If we think of the Wake as a system of codings that the reader then decodes, we are forced into a relation to semiotic processes that is likewise dependent upon a mode of coding and decoding. I suggest instead that a dynamic semiotics would treat the Wake as a process that exposes the role of perturbations in the production of meaning, as well as the necessity of a system to compensate for perturbations by reaching moments of semantic stability. Such an approach makes an effort to come to terms with the semiotic dilemma of Finnegans Wake by explaining how the text manages to mean <<anythongue athall>> without dissipating entirely as either a textual system in its own right, or a communicative context for reading.

Andersen, Peter Bogh. "Dynamic Semiotics." Semiotica 139 (2002): 161-210.
---. "The Semiotics of Autopoiesis. A Catastrophe-theoretic Approach." Cybernetics & Human Knowing. 2.4 (1994): 17-38.

Eco, Umberto. The Limits of Interpretation. Bloomington: Indiana UP, 1990.
---. The Role of the Reader. Bloomington: Indiana UP, 1984.
---. A Theory of Semiotics. Bloomington: Indiana UP, 1979
---. "Unlimited Semeiosis and Drift: Pragmaticism vs. 'Pragmatism.'" Peirce and Contemporary Thought. Ed. Kenneth Laine Ketner. New York: Fordham UP, 1995. 196-221.

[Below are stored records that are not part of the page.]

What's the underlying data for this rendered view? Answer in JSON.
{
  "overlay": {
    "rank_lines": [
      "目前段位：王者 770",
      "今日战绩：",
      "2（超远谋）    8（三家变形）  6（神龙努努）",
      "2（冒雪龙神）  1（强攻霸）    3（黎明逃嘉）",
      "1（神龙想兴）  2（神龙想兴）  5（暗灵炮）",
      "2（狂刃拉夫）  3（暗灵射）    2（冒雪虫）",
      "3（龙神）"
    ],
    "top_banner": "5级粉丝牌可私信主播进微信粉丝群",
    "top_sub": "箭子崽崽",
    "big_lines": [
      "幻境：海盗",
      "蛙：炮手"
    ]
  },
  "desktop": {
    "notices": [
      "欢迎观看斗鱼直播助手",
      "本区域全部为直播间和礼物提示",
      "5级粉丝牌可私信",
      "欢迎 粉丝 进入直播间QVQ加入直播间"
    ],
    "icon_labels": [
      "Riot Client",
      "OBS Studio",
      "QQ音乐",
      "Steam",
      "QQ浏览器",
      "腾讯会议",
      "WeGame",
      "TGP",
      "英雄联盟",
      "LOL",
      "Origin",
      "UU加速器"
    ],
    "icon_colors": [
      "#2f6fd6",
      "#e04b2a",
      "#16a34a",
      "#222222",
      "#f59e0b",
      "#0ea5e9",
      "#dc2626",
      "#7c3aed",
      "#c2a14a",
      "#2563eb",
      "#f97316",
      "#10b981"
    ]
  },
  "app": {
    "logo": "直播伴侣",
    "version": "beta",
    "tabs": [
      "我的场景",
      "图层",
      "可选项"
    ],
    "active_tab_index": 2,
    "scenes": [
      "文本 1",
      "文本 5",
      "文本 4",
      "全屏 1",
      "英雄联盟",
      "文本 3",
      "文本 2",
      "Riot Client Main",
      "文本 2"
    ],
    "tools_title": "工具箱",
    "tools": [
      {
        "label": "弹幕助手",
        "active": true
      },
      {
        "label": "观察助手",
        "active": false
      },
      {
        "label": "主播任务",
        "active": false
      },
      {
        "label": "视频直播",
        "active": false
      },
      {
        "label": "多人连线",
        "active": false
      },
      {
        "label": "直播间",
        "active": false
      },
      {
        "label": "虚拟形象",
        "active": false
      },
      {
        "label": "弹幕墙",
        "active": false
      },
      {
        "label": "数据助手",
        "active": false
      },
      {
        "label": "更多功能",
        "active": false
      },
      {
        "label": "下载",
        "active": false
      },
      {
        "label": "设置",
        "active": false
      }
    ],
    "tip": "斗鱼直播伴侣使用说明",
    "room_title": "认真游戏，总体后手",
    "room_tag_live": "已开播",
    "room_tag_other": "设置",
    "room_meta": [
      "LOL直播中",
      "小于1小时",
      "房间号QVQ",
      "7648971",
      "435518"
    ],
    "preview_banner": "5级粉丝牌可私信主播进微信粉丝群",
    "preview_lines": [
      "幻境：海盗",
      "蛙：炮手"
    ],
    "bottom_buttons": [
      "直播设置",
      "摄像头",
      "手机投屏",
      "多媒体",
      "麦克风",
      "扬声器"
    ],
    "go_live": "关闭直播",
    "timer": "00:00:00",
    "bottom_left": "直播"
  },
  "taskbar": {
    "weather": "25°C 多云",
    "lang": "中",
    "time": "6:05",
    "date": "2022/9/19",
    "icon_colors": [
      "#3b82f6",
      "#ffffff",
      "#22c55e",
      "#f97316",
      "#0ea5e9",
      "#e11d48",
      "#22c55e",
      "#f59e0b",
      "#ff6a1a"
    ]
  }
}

Joyce, James. Finnegans Wake. New York: Penguin, 1939.

Lakoff, George. "Body, Brain, and Communication." Interview. Resisting the Virtual Life. Ed. James Brooks and Iain Boal. San Francisco: City Lights, 1995. 115-129.

Lettvin, J.Y, H.R. Maturana, W.S. McCulloch, and W.H. Pitts. "What the Frog's Eye Tells the Frog's Brain." Rpt. In Embodiments of Mind. Cambridge: MIT Press, 1965.

Luhmann, Niklas. Essays on Self-Reference. New York: Columbia UP, 1990.

Maturana, Humberto R. "Cognition." Wahrnehmung und Kommunikation. Ed. Peter Hejl, Wolfram K. Köck, and Gerhard Roth. Frankfurt: Peter Lang, 1978. 29-49. Observer Web Archive. <http://www.enolagaia.com/M78bCog.html>.

Varela, Francisco, Evan Thompson, and Eleanor Rosch. The Embodied Mind. Cambridge: MIT Press, 1991.

© Mark Nunes, 2004
volume 5, issue 1, 2004